And even though Kaci not only had no Ebola symptoms, but tested negative for Ebola, twice.
And so although he had no scientific evidence on his side, Governor Christie stood firm in his resolve to protect the nation by keeping Kaci in the quarantine tent. Until two days later when she threatened legal action, at which point he suddenly decided she was no longer a health threat and let her go home.
Which begs the question: If Governor Christie really believed Kaci Hickox could spread Ebola, why would he have let her out of quarantine, whether she threatened to sue of not?
The fact is that Governor Christie of New Jersey, along with Governor Cuomo of New York and all those other governors who are talking about enforcing Ebola quarantines that go against every bit of scientific evidence of how the disease is spread, are only catering to the public's fear to gain political points.
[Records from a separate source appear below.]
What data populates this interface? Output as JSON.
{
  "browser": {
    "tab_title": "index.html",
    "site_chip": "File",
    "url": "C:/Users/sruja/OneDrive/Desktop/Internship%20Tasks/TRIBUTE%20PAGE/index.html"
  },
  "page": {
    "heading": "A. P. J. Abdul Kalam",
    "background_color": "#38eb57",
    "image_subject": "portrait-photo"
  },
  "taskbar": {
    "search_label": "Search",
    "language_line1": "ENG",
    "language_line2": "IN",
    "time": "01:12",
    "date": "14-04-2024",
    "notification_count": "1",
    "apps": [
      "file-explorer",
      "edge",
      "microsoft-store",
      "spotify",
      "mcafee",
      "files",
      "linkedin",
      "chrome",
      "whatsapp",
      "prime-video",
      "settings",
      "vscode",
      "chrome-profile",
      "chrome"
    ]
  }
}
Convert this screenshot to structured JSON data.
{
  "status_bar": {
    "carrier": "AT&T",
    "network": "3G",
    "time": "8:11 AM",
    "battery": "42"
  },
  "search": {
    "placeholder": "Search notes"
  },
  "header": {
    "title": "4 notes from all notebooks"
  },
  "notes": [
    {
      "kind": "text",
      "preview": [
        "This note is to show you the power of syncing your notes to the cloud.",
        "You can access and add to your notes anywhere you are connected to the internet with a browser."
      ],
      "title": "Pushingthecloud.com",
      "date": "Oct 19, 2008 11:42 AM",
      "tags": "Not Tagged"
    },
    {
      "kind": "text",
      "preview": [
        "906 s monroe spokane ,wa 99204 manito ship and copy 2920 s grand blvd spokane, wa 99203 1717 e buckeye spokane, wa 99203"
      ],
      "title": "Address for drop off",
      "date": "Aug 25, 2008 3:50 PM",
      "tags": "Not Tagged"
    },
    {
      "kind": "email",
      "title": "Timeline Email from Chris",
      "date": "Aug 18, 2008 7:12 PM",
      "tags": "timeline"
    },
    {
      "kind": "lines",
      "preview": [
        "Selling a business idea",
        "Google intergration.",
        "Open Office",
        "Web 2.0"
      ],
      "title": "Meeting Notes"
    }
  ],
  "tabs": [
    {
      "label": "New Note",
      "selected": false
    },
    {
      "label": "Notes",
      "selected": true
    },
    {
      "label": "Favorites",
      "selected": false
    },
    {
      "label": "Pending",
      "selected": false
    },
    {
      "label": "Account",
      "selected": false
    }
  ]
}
Instead of spreading education and calm and acting like leaders they're spreading alarm and misinformation and discord to make themselves look like leaders.
And worst of all, they're spreading the perception that American health-care workers like Kaci Hickox who are fighting the Ebola epidemic and saving lives in West Africa deserve to be not admired and respected, but criticized and treated like social pariahs when they return home.
And now Kaci is back at her home in Fort Kent, Maine, where she's been self-monitoring for symptoms and taking her temperature twice a day, which is in line with the Center for Disease Control and Doctors without Borders protocol for health care workers who've cared for Ebola patients. She feels fine.
And though she's not contagious and cannot be unless she's sick and symptomatic, Kaci's been told by Maine state officials that she cannot leave her home; the state is now in the process of filing a court order to require her to abide by a 21-day quarantine. The Governor of Maine, Paul LePage, is behind this action and has sent the Maine State Police to stand guard in front of her house to keep her from leaving.
Which also begs the question: If Kaci Hickox tries to leave her house, does Governor LePage require that the police officers come in physical contact with this person whom he's claimed has the potential to spread the Ebola virus?
But Kaci Hickox says she's though playing their political games. She says that today she's going to reclaim her rights and her freedom to go where she pleases. She says that today she's leaving her house and if the state authorities try to stop her she'll take them to court.
To which I say, "You go, brave girl!"
Because in fact, Kaci Hickox isn't just fighting for her rights.
She's fighting against ignorance. She's fighting against disregard for science and knowledge.
She's fighting for other health care workers on the front lines in West Africa who risk being victimized by scientific ignorance and politics when they return home.
She's fighting for the people of West Africa who will suffer if American health care workers drop out of the fight against the Ebola epidemic because they don't want to deal with stigmatization and a politically-motivated quarantine when they return home.
But mostly Kaci Hickox is fighting to keep our country safe from the scourge of Ebola, which can ultimately only be kept out of our country only if it's wiped out at its source in West Africa.
But, again, who'll want to go to West Africa to fight Ebola knowing how they'll be treated when they return home?
Do it, Kaci, challenge them and be strong. I'm cheering you on!
1. "Healing Touch, Unbranded Stories", University of Texas Arlington
2. "Kaci Hickox: five fast facts you need to know", Heavy , October 27, 2014
3. "Nurse says she plans to end voluntary quarantine", AP, October 29, 2014
4. "State of Maine, Nurse Who Went To Africa At Odds Over Ebola Quarantine", CNN news, October 29, 2014